John Knubley
Creating deficit reduction proposals at Agriculture and Agri-Food took up a great deal of time. The goal was to focus on transformative change and the core mandate of the department. On a personal level, it was extremely stressful and always on my mind. Different people will accept change at different rates, and we need to address both what people are doing and how they are feeling. We need to be attentive to ourselves as much as to our staff and colleagues.

Claire Dansereau
As DMs, we need to recognize that the changes being made are profound transformations for our staff. But for DMs, transformational change is core to our work. We need to recognize that the people who work in our organizations aren't always in the same frame of mind. Sometimes we need to slow down the pace of change. It's helpful to have a self-supporting team to get through tough times. One of the lessons of a deputy head is that it's hard for DMs just like it's hard for line managers.

Suzanne Tining
Sustained effort to transform the department takes its toll on all of us, whether we are impacted by the change or are involved in driving the change. At the same time we are facing public and media scrutiny.

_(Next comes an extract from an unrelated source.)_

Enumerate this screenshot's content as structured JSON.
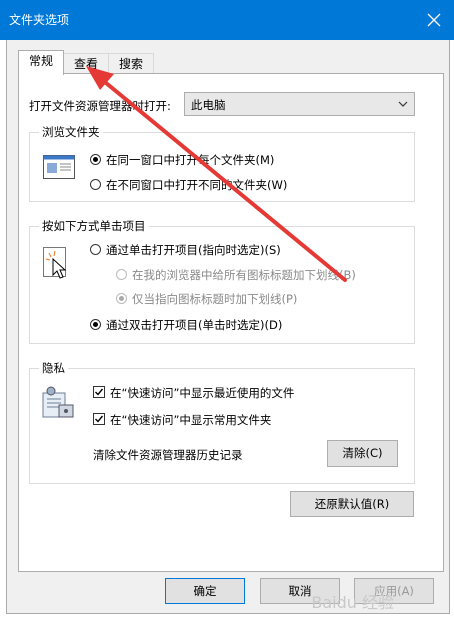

One source of strength is to focus on our commitment as a public servant.

Q16. Where is the holistic analysis and action plan to use technology more effectively, recognizing the limits of technology to interpret information and facilitate collaboration and discussion? 

Neil Yeates
We need to ask where our intellectual capital is housed. In most organizations, this information is hard to locate. Technology can be a vehicle for collaboration, but in an increasingly complex environment it is too easy for technology to bring information without analysis, and it is too easy to get buried in information.

Q17.  What are the deputy ministers’ views on work-life balance, particularly for front-line managers?

Suzanne Tining
We all have to learn how to say no, how to set priorities. We need to focus on what's most important and where we bring added value. Learn when and where to say no.

Neil Yeates
It is important to have a normal life with activities outside of the workplace.

Daphne Meredith
Family can be a healthy distraction from work, and collegiality in the workplace can help manage stress.

John Knubley
Managers are the key to change, and managers need to walk the line between innovation and stability, between change and continuity.

Claire Dansereau
At work, having a network of colleagues is important so that you can get the information needed to make decisions. We need to be focused and organized, so that we do not bring our work home with us.

Q18.  What are the real costs and benefits of integrating services like IT and HR, and how will return on investment be calculated and evaluated? What mechanisms are in place to allow for course corrections along the way?

Neil Yeates
Many common services are internal "utilities", and departments do not need to be experts in running a utility. Service standards are important, along with regular reporting of problems. Even for departments with solid and reliable IT infrastructure, there are benefits to joining a larger infrastructure.


* If you require a plug-in or a third-party software to view this file, please visit thealternative formats section of our help page.